- EXERCISE INPUTS -

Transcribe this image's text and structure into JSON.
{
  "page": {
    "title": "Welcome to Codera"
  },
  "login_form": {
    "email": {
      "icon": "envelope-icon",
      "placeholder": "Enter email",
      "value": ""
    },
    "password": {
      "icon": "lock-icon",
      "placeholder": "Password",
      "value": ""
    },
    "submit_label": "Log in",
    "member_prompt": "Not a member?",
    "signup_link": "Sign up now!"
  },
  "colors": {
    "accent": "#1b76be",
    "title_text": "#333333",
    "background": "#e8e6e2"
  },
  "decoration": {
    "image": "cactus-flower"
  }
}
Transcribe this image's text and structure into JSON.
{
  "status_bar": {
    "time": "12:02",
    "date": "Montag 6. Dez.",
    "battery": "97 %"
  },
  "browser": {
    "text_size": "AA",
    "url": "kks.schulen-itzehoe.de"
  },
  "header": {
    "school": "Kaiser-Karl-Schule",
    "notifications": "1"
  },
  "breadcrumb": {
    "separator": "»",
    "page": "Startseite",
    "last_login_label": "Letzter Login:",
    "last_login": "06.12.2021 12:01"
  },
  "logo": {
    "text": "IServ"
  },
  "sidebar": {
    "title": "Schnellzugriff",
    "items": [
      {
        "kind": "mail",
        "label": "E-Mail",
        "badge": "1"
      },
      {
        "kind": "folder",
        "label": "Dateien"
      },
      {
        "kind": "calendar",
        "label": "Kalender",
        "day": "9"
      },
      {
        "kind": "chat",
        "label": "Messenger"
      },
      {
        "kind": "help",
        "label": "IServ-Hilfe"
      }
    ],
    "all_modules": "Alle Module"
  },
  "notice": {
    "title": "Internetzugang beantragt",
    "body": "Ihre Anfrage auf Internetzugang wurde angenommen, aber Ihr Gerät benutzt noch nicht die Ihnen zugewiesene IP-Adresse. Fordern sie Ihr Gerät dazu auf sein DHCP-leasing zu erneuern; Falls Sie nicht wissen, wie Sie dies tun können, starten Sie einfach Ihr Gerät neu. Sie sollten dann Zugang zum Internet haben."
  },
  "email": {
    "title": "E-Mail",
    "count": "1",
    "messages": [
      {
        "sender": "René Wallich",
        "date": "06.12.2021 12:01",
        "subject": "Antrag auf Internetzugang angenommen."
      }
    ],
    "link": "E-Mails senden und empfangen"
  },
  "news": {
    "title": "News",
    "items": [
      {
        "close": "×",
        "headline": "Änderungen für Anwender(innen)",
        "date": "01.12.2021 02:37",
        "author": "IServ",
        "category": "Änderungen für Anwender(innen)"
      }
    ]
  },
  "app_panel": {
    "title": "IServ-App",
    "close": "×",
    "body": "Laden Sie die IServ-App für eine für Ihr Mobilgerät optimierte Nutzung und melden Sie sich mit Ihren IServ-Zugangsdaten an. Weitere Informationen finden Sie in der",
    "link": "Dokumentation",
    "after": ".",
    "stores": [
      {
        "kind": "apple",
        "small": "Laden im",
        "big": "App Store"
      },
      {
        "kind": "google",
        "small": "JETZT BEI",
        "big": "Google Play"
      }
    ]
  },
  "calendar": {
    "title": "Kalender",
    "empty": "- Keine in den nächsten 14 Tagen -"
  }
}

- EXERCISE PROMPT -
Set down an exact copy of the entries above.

- TASK RESPONSE -
Transcribe this image's text and structure into JSON.
{
  "page": {
    "title": "Welcome to Codera"
  },
  "login_form": {
    "email": {
      "icon": "envelope-icon",
      "placeholder": "Enter email",
      "value": ""
    },
    "password": {
      "icon": "lock-icon",
      "placeholder": "Password",
      "value": ""
    },
    "submit_label": "Log in",
    "member_prompt": "Not a member?",
    "signup_link": "Sign up now!"
  },
  "colors": {
    "accent": "#1b76be",
    "title_text": "#333333",
    "background": "#e8e6e2"
  },
  "decoration": {
    "image": "cactus-flower"
  }
}
Transcribe this image's text and structure into JSON.
{
  "status_bar": {
    "time": "12:02",
    "date": "Montag 6. Dez.",
    "battery": "97 %"
  },
  "browser": {
    "text_size": "AA",
    "url": "kks.schulen-itzehoe.de"
  },
  "header": {
    "school": "Kaiser-Karl-Schule",
    "notifications": "1"
  },
  "breadcrumb": {
    "separator": "»",
    "page": "Startseite",
    "last_login_label": "Letzter Login:",
    "last_login": "06.12.2021 12:01"
  },
  "logo": {
    "text": "IServ"
  },
  "sidebar": {
    "title": "Schnellzugriff",
    "items": [
      {
        "kind": "mail",
        "label": "E-Mail",
        "badge": "1"
      },
      {
        "kind": "folder",
        "label": "Dateien"
      },
      {
        "kind": "calendar",
        "label": "Kalender",
        "day": "9"
      },
      {
        "kind": "chat",
        "label": "Messenger"
      },
      {
        "kind": "help",
        "label": "IServ-Hilfe"
      }
    ],
    "all_modules": "Alle Module"
  },
  "notice": {
    "title": "Internetzugang beantragt",
    "body": "Ihre Anfrage auf Internetzugang wurde angenommen, aber Ihr Gerät benutzt noch nicht die Ihnen zugewiesene IP-Adresse. Fordern sie Ihr Gerät dazu auf sein DHCP-leasing zu erneuern; Falls Sie nicht wissen, wie Sie dies tun können, starten Sie einfach Ihr Gerät neu. Sie sollten dann Zugang zum Internet haben."
  },
  "email": {
    "title": "E-Mail",
    "count": "1",
    "messages": [
      {
        "sender": "René Wallich",
        "date": "06.12.2021 12:01",
        "subject": "Antrag auf Internetzugang angenommen."
      }
    ],
    "link": "E-Mails senden und empfangen"
  },
  "news": {
    "title": "News",
    "items": [
      {
        "close": "×",
        "headline": "Änderungen für Anwender(innen)",
        "date": "01.12.2021 02:37",
        "author": "IServ",
        "category": "Änderungen für Anwender(innen)"
      }
    ]
  },
  "app_panel": {
    "title": "IServ-App",
    "close": "×",
    "body": "Laden Sie die IServ-App für eine für Ihr Mobilgerät optimierte Nutzung und melden Sie sich mit Ihren IServ-Zugangsdaten an. Weitere Informationen finden Sie in der",
    "link": "Dokumentation",
    "after": ".",
    "stores": [
      {
        "kind": "apple",
        "small": "Laden im",
        "big": "App Store"
      },
      {
        "kind": "google",
        "small": "JETZT BEI",
        "big": "Google Play"
      }
    ]
  },
  "calendar": {
    "title": "Kalender",
    "empty": "- Keine in den nächsten 14 Tagen -"
  }
}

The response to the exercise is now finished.